▸ EXERCISE DIRECTIONS: Within the entries that follow, show each line where the word "accent" occurs.

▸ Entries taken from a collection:
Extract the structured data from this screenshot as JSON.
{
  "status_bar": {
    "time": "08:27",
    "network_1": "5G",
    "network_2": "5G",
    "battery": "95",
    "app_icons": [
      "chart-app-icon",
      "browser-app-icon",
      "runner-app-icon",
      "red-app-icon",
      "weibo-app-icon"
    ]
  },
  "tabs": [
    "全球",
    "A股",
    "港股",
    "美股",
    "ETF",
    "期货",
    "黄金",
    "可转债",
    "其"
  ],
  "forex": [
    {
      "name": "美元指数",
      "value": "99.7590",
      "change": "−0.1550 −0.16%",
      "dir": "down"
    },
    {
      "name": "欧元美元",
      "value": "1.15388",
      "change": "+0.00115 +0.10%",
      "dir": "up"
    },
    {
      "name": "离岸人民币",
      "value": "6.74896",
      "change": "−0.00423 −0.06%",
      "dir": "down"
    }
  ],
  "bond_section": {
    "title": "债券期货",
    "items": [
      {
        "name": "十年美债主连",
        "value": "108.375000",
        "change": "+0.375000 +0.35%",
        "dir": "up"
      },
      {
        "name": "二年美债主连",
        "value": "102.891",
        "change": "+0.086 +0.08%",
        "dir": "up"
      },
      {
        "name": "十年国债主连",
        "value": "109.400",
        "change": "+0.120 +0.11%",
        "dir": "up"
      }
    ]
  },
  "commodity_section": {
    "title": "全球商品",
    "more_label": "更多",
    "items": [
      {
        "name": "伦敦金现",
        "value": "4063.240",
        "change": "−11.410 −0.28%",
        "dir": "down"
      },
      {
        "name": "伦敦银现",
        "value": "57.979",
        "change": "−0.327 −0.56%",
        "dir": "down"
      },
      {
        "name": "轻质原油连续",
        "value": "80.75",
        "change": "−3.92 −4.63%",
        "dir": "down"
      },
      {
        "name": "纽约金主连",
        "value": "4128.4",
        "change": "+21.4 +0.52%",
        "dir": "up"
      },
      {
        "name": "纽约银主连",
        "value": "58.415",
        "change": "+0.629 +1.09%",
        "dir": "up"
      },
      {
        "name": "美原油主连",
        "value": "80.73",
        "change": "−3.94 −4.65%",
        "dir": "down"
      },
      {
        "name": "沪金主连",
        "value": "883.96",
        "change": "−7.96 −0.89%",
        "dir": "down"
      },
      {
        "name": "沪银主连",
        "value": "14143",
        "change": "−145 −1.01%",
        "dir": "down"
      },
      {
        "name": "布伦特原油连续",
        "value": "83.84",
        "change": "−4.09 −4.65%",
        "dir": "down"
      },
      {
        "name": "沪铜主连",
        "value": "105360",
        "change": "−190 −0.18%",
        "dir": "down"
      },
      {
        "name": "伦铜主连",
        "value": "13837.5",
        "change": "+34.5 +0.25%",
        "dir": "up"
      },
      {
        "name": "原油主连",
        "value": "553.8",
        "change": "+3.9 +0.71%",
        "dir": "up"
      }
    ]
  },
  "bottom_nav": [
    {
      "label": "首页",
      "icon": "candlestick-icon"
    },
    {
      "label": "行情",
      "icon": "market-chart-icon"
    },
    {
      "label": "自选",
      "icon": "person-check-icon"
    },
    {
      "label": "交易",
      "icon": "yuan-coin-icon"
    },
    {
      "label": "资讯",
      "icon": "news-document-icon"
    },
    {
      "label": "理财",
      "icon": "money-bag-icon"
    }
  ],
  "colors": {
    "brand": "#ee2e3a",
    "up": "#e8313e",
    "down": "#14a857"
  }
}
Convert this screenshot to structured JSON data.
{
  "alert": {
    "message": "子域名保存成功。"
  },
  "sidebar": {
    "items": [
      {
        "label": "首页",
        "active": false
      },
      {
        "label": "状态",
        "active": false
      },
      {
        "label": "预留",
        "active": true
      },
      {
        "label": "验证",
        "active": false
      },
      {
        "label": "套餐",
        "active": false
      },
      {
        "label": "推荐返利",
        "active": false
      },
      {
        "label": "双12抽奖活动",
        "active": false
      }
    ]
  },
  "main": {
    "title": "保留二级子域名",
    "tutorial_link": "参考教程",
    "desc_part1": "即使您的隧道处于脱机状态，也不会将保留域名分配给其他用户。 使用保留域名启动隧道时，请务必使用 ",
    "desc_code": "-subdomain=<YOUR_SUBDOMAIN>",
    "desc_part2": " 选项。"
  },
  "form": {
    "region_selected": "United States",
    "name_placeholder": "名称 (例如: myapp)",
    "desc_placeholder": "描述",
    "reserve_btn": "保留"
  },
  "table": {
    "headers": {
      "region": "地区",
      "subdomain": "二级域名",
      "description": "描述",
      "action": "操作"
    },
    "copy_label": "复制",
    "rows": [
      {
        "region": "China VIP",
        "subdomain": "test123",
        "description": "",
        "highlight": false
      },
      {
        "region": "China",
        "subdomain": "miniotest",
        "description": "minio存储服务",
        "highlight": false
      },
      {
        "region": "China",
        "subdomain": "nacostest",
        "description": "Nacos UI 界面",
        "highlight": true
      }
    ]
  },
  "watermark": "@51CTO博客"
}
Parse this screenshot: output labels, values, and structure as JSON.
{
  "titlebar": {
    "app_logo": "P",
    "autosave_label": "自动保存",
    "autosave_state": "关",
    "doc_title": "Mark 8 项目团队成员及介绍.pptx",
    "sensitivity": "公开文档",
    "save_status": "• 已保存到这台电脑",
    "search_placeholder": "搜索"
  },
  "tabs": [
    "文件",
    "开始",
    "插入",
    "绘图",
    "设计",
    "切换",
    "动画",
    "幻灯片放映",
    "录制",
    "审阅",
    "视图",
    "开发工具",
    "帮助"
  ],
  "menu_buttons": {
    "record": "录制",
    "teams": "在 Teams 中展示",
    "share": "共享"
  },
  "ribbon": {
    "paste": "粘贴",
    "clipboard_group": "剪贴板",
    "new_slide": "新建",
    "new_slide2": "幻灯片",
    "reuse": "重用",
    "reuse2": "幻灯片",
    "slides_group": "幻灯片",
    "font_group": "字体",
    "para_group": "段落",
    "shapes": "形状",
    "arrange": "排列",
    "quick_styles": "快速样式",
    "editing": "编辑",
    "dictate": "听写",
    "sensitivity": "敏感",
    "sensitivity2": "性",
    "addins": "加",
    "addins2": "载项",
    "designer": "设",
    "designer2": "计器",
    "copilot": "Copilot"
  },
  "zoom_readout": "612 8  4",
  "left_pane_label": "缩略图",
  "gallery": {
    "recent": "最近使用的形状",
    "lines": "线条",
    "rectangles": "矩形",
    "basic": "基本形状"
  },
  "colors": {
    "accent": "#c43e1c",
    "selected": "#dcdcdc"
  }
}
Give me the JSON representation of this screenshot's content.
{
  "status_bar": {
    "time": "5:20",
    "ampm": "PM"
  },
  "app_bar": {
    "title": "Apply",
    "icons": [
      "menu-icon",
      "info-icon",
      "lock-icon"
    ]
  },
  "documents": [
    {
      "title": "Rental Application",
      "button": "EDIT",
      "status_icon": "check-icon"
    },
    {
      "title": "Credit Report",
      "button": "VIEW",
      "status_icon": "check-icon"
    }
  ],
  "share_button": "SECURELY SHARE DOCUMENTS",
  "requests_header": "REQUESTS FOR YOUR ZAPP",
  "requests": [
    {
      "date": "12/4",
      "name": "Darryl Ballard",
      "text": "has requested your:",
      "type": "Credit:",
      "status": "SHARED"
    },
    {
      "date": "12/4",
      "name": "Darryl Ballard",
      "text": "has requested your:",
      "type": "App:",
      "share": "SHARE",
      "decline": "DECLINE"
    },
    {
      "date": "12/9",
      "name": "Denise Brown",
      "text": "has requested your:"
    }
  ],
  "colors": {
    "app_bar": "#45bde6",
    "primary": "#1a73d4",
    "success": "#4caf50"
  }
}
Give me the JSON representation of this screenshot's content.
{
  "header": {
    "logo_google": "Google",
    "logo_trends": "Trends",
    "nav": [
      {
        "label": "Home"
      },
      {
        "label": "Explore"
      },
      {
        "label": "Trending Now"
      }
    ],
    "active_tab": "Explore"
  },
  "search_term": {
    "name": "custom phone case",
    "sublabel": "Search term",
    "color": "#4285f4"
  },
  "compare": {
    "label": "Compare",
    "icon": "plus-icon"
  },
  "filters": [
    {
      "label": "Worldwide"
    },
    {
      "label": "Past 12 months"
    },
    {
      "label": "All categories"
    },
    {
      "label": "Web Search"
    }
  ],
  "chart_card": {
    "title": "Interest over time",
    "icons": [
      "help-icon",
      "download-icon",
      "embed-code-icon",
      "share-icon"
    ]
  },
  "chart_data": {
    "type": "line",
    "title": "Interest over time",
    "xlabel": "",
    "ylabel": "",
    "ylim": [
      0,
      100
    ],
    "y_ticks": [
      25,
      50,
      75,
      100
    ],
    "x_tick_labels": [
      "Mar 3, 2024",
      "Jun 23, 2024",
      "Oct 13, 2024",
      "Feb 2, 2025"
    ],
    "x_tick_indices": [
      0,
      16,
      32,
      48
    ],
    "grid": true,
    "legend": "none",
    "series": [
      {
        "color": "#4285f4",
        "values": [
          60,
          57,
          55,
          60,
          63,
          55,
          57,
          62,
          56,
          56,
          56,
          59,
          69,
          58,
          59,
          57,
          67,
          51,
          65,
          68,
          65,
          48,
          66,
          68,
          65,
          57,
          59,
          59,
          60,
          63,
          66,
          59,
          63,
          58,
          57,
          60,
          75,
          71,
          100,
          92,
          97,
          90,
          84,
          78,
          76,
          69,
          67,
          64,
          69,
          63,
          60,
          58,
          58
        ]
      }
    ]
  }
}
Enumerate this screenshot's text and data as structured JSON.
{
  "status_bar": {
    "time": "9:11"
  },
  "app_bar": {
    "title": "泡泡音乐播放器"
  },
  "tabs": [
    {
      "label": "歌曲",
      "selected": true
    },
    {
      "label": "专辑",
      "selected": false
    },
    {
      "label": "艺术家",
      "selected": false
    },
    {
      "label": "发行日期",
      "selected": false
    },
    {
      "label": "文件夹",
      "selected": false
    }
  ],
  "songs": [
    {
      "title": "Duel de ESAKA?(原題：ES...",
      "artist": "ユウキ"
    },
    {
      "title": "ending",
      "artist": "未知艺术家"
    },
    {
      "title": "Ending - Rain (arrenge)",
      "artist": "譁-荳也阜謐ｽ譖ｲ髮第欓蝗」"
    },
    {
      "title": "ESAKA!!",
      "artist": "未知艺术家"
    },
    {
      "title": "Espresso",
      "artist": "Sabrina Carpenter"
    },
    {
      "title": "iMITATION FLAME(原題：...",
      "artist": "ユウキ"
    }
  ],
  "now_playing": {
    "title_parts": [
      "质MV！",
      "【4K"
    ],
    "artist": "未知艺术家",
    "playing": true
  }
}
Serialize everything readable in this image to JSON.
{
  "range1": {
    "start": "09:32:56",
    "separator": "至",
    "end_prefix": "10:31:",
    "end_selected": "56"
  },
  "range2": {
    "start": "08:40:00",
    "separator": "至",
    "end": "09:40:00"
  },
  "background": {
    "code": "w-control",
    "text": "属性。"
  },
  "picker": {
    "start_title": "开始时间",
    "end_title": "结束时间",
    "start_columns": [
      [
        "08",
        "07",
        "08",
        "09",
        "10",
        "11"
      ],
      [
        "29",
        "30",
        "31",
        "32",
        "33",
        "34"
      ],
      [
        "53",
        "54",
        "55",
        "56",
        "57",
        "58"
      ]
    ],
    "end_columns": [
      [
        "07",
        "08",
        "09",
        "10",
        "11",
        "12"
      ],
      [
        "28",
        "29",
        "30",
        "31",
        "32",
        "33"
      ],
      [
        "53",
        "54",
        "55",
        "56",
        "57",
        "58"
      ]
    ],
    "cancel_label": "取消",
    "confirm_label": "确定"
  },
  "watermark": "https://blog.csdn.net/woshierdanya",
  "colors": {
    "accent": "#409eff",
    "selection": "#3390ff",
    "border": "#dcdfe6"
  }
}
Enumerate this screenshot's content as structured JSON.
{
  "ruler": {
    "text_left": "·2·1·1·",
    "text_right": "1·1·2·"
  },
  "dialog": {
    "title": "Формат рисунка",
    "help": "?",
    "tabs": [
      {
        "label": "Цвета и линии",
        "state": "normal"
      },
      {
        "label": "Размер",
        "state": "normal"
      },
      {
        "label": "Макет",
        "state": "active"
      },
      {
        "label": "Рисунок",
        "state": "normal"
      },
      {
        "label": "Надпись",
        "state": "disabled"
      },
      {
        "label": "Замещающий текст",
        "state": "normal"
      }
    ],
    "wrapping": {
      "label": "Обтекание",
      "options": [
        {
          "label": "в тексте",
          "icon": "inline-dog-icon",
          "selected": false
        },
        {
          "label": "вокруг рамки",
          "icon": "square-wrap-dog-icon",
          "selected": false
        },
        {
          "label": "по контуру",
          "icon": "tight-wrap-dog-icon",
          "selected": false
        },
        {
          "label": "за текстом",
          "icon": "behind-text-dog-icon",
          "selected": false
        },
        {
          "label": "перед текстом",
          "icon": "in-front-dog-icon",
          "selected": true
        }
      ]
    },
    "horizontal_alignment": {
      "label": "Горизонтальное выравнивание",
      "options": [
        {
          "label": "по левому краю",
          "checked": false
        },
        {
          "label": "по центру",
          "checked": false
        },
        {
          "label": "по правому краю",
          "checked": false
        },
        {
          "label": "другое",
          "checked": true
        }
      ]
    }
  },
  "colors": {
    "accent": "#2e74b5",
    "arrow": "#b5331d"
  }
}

▸ EXERCISE RESULT:
    "accent": "#c43e1c",
    "accent": "#409eff",
    "accent": "#2e74b5",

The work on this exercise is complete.